11 free (or almost free) things to do with your kids this summer
The pandemic made most parents well-practiced at figuring out ways to fill unscheduled time at home. But you’re also probably running out of ideas. The good news: the arrival of summer means the kids will be increasingly out of the house. Consider these low-budget, high-impact activities.
Live and learn
A night (or day) at the museum: Take advantage of those museum memberships that have probably languished over the past couple of years. Instead of checking out a specific exhibit, ask if the museum has kids’ activities—especially outdoor ones. (Most do.) If not, plan a scavenger hunt that sends your little explorers hunting for objects around the museum. For younger kids, the tasks can be as simple as, “Find a sculpture of a baby.” For older kids, the challenges can be more complex: “Find three lion paintings that are more than 100 years old.” Many museums are using timed-entry passes, so it pays to plan ahead.
Hit the stacks: This may be an “aha” revelation for some people: Local libraries offer tons of free or cheap events and hands-on activities, from arts and crafts to live music to storytime to themed book clubs. Plus: free access to computers—and air conditioning. And the stars of the show: books! Make sure your local branch is open with regular hours—and don’t forget your library cards.

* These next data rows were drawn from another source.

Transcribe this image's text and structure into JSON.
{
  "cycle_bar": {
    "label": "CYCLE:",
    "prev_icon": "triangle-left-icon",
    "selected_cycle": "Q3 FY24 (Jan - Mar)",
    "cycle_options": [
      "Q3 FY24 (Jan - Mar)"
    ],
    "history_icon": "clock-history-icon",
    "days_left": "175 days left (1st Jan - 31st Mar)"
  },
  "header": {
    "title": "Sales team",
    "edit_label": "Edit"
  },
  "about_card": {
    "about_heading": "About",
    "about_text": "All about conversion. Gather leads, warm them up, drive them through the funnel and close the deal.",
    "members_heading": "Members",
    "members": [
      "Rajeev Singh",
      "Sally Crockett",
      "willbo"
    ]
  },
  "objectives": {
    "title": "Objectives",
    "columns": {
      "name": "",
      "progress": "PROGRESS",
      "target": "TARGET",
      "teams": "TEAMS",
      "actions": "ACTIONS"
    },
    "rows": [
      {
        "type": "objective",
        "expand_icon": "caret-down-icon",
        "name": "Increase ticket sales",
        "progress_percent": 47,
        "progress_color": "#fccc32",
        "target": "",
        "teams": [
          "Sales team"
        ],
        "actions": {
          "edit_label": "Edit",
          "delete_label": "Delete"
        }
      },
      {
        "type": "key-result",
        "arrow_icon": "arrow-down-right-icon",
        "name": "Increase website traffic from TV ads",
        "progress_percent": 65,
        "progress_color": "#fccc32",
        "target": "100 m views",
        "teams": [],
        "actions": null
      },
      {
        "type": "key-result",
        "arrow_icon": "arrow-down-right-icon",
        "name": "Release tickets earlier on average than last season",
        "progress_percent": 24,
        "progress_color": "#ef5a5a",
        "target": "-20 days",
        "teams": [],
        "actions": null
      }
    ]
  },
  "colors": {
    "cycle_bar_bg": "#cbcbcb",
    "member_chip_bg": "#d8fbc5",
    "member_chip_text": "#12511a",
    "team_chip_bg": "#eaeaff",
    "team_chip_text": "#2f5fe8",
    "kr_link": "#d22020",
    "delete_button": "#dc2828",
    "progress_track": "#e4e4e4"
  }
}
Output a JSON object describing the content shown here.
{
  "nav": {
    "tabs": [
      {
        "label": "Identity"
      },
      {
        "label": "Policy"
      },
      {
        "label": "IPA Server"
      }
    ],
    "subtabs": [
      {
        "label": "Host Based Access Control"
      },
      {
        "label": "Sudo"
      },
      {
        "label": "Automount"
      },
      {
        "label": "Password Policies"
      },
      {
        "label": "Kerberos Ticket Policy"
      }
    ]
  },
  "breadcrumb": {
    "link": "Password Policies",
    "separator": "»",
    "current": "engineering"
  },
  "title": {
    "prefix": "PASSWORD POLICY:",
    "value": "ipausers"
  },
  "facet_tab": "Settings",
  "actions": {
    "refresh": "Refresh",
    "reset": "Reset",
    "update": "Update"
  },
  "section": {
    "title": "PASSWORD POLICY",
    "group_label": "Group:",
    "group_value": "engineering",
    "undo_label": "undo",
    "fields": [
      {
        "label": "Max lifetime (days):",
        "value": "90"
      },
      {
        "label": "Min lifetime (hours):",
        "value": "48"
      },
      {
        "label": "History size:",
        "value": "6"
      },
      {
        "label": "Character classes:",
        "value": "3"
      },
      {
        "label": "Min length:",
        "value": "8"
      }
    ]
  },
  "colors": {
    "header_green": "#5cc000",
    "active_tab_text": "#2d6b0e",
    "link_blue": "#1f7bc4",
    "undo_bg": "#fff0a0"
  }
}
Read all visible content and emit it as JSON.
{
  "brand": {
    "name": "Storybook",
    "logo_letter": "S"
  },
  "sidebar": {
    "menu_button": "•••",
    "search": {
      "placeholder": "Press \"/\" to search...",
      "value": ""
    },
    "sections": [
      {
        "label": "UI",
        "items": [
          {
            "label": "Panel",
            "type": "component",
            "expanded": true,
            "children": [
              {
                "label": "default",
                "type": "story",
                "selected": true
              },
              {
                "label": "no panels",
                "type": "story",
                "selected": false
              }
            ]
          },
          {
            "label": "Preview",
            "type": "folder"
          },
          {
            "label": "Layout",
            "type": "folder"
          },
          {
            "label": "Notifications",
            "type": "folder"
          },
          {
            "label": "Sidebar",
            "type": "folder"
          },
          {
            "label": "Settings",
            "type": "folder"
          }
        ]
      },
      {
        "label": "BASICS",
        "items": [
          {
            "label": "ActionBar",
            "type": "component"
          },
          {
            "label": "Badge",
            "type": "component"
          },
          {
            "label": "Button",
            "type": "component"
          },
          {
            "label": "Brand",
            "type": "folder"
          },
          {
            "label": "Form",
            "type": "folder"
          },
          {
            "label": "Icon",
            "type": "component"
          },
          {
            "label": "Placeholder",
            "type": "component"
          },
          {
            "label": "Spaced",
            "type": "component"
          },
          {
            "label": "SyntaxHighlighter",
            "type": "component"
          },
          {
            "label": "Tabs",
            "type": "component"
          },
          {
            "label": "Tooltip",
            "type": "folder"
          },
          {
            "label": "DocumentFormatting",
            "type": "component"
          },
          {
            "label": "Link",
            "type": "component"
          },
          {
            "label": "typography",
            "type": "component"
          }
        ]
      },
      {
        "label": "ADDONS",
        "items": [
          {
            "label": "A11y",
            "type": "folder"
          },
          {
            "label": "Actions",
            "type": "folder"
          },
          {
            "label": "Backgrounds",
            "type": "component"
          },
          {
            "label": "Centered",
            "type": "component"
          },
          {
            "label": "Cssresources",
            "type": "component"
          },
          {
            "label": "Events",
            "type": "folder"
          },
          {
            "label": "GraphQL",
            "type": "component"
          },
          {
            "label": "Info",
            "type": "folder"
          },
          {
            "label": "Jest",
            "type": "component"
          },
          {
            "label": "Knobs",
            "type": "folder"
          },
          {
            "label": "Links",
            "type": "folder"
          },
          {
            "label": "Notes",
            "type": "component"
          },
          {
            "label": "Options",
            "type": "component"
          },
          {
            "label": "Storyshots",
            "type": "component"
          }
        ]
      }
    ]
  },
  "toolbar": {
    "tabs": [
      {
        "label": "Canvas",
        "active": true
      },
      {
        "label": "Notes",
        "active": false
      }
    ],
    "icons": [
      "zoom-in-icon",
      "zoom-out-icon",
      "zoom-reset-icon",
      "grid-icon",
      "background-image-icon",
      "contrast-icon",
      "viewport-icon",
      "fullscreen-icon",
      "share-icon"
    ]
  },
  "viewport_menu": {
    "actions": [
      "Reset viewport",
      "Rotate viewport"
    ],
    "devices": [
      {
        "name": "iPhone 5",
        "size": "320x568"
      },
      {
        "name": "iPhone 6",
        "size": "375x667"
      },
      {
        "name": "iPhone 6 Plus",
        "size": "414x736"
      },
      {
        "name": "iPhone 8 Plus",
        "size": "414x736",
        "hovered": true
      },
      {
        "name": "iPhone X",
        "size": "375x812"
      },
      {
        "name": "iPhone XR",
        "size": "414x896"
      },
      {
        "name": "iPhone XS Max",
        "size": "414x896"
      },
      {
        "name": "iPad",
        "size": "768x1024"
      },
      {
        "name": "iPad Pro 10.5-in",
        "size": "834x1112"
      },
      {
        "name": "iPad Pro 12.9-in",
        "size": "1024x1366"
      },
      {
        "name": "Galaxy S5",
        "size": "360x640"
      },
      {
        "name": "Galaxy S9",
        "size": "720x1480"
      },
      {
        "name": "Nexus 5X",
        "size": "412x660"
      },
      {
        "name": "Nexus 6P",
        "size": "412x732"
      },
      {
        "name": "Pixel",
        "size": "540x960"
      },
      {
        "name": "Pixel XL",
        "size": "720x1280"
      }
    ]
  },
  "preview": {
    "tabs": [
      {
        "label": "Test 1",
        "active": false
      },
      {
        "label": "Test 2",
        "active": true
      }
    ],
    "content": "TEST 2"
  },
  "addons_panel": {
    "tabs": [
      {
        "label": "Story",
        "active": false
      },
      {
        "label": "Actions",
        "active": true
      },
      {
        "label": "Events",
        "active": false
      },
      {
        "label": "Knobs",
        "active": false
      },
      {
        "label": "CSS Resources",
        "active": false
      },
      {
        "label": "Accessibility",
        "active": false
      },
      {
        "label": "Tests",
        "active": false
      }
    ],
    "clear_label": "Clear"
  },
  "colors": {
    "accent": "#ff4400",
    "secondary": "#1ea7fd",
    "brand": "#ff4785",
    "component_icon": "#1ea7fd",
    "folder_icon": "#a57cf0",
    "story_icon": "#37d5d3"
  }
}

Feeling bookish? Local booksellers may also offer kids’ programming, from readings and signings by your kid’s favorite authors to crafts and writing workshops. Plus, these small businesses need your support.
Get out of the house
Scavenger hunt: While the kids are busy using up their allotted screen time, hide little “treasures” like coins and their favorite packaged snacks in your yard. Then draw a treasure map (arrr!) or just let them run around and search while you shout “hot” and “cold” from the comfort of your hammock. If you don’t have your own outdoor space, hit a local park.
Walking tour: Look for self-guided walking tours at your town hall or historical society that will teach you about the people, buildings, and events that shaped your town or one nearby. Be sure to add a quest for the best ice cream shop—an obligatory final stop for any high-temp summer excursion.
Take a hike: Use a free app—I recommend AllTrails—to look for nearby nature walks geared toward your kids’ ages and abilities. AllTrails gives the details on entrance fees and what you can expect to see along the way. Remember to bring water, snacks, (eco-friendly) bug spray, and long socks to protect ankles from all the itchy things nature has to offer. (Oh, and a mobile charger so your phone doesn’t run out of juice on the trail.)
Living room discotheque: Half the fun is creating a playlist with your kids on a music-streaming platform—or by grabbing a stack of CDs or records if you’re a real audiophile. Then dance like nobody—except maybe your dog—is watching. Freestyle shamelessly to their favorite songs and hit up YouTube to learn dances like the Cha-Cha Slide or Cotton-Eye Joe. Of course, there are probably a few moves that your TikTok-using kids and their friends can teach you.
Karaoke party: If you have a smart TV, it’s as easy as dialing up a free karaoke channel on YouTube. If you want to kick it up a notch with mics and flashing lights, consider investing in a machine for as little as $50. Just don’t let your kid post your Dua Lipa medley online—the internet never forgets.
Junior game marathon: Throw back to 2020 and get through an entire game of Monopoly Junior or The Game of Life Junior. Add in some Pictionary Junior and Scrabble Junior, while you’re at it. If you’re missing some of these classic board games, invest in one or two of them.
Lemonade stand: If you’ve been following me for a while, you know I’m a fan of this summertime classic because it can teach kids about squeezing the most out of a budget—as long as you (the parent) don’t micromanage. So, fight the urge to curate an Insta-worthy dream stand for your kids. Instead, depending on their age and ability, let the little ones make the lemonade, design the signs, decide on prices, and figure out what to do with the profits. Plus, it’s an excellent chance to teach them about charity!
Family car wash: How’s this for practical? Rather than pay for a pricey car wash, have everyone pitch in to wash, polish, and vacuum your family ride. The kids might groan about it, but they’ll feel so accomplished afterward. (Bonus: Who can resist a turn at the hose?) You can pay them, chalk it up to pitching in, or reward them with a cruise down to the ice cream stand in your shiny auto.
I hope these ideas get you through the summer without taking a bite out of your savings—and give you some quality time with the fam. Let me know in the comments section below what you end up doing, and chime in with your own ideas.